I began my outing at Ballston Creek Preserve and continued my wildflower inventory.  Where a month ago was a carpet of blooming Carolina Spring Beauty, there was now no evidence to suggest that the plant was even present on this property.  Those spring ephemeral wildflowers are like that.  Same with Trout Lily – no evidence to indicate that they, too, are a common resident here.  The lone species that I spied as a new entry on my inventory was this beautiful, albeit invasive, plant –

Yellow Iris

Yellow Iris

While standing at the edge of the marsh at the end of Pat’s Trail, I surveyed this expanse to see what other “new arrivals” were occupying the many nests in the dead trees.

Heron rookery in meadow along Ballston Creek

Heron rookery in meadow along Ballston Creek

Every heron nest appeared to have at least one occupant awaiting its feeding.

Great Blue Heron adult with 3 nestlings

Great Blue Heron adult with 3 nestlings
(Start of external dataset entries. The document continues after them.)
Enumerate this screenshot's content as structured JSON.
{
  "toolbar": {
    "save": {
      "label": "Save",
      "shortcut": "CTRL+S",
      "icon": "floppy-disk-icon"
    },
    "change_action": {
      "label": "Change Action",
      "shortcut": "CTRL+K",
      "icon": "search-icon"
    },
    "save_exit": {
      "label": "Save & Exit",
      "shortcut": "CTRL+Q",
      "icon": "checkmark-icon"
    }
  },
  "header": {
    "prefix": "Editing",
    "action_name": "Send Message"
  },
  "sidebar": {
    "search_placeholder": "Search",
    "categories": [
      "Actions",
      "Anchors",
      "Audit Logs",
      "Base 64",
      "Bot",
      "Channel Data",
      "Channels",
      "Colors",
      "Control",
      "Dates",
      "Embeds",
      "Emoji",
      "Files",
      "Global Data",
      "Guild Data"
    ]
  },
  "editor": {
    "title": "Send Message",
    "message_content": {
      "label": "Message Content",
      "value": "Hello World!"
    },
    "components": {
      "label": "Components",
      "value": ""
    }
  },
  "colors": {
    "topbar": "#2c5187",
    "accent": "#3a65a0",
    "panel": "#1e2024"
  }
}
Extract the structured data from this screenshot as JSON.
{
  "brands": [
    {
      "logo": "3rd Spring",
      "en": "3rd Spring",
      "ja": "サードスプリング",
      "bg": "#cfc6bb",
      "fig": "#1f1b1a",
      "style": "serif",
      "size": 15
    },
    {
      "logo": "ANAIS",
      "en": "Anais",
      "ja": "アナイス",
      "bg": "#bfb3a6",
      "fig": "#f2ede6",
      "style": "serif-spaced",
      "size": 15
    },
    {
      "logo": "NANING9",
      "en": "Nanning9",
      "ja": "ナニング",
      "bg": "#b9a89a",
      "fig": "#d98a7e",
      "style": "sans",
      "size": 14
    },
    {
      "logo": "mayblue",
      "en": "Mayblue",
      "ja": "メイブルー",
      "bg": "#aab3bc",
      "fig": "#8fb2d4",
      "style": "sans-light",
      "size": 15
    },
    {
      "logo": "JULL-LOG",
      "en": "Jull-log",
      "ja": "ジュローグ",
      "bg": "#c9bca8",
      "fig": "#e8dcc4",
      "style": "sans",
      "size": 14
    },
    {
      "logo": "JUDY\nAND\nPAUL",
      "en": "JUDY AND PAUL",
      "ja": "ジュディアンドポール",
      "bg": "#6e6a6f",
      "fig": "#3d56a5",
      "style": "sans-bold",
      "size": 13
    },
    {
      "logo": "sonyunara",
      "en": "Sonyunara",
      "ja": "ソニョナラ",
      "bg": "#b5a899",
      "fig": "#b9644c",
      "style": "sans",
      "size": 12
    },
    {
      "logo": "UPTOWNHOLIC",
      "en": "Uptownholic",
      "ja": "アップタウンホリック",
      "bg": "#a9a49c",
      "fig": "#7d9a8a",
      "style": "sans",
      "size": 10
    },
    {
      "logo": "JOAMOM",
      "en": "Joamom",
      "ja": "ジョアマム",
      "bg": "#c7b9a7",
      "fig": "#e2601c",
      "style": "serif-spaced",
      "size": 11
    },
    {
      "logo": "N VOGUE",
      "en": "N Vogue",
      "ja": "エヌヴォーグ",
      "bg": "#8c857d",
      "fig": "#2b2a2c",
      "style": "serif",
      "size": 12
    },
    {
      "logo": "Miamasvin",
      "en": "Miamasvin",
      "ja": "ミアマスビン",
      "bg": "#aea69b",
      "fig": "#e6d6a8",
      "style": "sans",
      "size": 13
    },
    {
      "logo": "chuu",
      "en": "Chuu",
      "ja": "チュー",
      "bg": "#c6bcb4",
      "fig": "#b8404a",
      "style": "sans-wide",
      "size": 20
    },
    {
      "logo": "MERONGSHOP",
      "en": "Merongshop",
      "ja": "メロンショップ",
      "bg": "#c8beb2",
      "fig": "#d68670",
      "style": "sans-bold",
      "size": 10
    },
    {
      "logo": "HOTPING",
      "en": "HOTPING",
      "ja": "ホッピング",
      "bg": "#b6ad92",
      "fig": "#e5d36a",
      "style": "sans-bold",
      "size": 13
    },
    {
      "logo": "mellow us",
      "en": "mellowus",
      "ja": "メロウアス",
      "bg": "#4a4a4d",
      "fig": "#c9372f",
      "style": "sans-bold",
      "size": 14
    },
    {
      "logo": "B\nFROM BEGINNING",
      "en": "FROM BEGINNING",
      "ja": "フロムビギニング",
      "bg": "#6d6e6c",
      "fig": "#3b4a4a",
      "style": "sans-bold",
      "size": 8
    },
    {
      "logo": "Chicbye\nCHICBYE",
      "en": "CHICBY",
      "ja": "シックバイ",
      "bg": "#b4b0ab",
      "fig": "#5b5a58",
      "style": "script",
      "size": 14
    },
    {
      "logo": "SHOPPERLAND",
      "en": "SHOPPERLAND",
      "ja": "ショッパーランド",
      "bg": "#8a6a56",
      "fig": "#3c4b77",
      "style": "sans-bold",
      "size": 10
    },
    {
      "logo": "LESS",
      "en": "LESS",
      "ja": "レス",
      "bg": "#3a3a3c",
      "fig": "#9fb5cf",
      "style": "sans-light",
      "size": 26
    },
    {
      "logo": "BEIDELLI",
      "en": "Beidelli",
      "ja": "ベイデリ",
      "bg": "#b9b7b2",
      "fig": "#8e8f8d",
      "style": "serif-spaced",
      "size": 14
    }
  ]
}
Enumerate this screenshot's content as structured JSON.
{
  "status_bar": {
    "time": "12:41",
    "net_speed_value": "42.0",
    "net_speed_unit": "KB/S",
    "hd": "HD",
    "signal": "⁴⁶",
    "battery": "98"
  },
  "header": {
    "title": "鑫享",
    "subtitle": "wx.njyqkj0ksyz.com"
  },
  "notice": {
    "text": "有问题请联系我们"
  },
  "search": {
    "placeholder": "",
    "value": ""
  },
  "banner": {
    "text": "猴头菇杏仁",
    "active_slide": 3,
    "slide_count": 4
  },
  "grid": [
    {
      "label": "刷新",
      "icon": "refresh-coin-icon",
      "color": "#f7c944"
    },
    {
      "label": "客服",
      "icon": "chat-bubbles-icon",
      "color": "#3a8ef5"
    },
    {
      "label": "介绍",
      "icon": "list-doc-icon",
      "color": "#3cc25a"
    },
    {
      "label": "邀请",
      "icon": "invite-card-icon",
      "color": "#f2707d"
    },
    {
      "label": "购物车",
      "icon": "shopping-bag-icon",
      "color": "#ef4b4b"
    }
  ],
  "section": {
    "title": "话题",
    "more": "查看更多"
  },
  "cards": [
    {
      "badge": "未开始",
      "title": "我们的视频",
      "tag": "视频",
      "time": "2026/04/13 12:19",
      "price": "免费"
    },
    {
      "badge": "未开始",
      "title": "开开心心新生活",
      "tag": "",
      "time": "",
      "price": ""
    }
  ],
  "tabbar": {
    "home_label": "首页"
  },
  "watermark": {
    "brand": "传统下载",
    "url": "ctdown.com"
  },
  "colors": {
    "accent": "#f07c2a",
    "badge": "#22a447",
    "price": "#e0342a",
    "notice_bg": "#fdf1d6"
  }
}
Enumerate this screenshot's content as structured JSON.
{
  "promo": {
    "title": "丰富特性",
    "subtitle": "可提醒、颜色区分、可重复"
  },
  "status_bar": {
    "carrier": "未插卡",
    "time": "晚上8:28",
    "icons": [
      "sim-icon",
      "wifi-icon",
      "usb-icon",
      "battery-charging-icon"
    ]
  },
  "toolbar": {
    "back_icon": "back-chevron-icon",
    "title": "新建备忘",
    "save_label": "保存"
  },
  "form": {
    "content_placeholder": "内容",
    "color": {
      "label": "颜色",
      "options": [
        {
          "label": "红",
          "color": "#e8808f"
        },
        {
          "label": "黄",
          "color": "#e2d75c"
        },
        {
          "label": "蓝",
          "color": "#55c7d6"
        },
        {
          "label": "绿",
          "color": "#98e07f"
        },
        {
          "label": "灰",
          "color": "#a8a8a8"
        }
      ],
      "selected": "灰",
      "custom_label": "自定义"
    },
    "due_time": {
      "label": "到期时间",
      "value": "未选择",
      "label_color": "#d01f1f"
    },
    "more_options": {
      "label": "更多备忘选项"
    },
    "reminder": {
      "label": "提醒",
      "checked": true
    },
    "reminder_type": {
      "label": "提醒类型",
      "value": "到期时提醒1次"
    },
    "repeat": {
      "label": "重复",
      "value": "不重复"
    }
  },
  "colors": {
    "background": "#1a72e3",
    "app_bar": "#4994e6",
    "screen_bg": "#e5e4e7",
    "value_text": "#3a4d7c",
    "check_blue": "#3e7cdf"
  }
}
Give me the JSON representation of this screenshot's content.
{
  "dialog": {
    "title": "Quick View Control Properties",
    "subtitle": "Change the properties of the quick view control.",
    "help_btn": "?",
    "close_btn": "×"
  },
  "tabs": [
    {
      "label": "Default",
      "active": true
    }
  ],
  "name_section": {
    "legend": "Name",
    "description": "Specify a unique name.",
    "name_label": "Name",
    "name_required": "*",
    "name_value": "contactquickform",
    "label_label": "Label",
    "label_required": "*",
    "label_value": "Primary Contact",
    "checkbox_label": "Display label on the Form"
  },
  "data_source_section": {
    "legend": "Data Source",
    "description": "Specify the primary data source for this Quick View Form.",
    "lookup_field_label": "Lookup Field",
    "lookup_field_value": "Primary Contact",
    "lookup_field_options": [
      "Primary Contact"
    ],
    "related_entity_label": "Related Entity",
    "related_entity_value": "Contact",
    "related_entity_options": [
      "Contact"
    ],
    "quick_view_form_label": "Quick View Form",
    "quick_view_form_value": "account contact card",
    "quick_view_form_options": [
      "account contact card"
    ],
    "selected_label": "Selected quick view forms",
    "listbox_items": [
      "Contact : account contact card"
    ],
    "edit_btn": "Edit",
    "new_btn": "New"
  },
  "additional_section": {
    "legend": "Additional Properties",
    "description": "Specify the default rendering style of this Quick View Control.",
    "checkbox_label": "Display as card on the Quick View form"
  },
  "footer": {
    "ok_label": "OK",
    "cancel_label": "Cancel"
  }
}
I was unable to view any such occupants of the lone Osprey nest, but both parents obliged with this photo op –

Osprey pair in nest in marsh along Ballston Creek

Osprey pair in nest in marsh along Ballston Creek

I then backtracked to the small parking lot at the entrance to Shenantaha Creek Park.  From there, I continued my outing on the woodland trails at this park.

I found several species in bloom –

Maple-leaved Viburnum

Maple-leaved Viburnum

Bush Honeysuckle

Bush Honeysuckle

Large Blue Flag

Large Blue Flag

Purple-flowering Raspberry on shale bedrock cliff face along Shenantaha

Purple-flowering Raspberry on shale bedrock cliff face along Shenantaha

Branching Bur Reed

Branching Bur Reed

Yellow Iris

Yellow Iris

I also found a few new entries for my inventory at this property.  All in all, a productive as well as therapeutic outing.

Happy trails!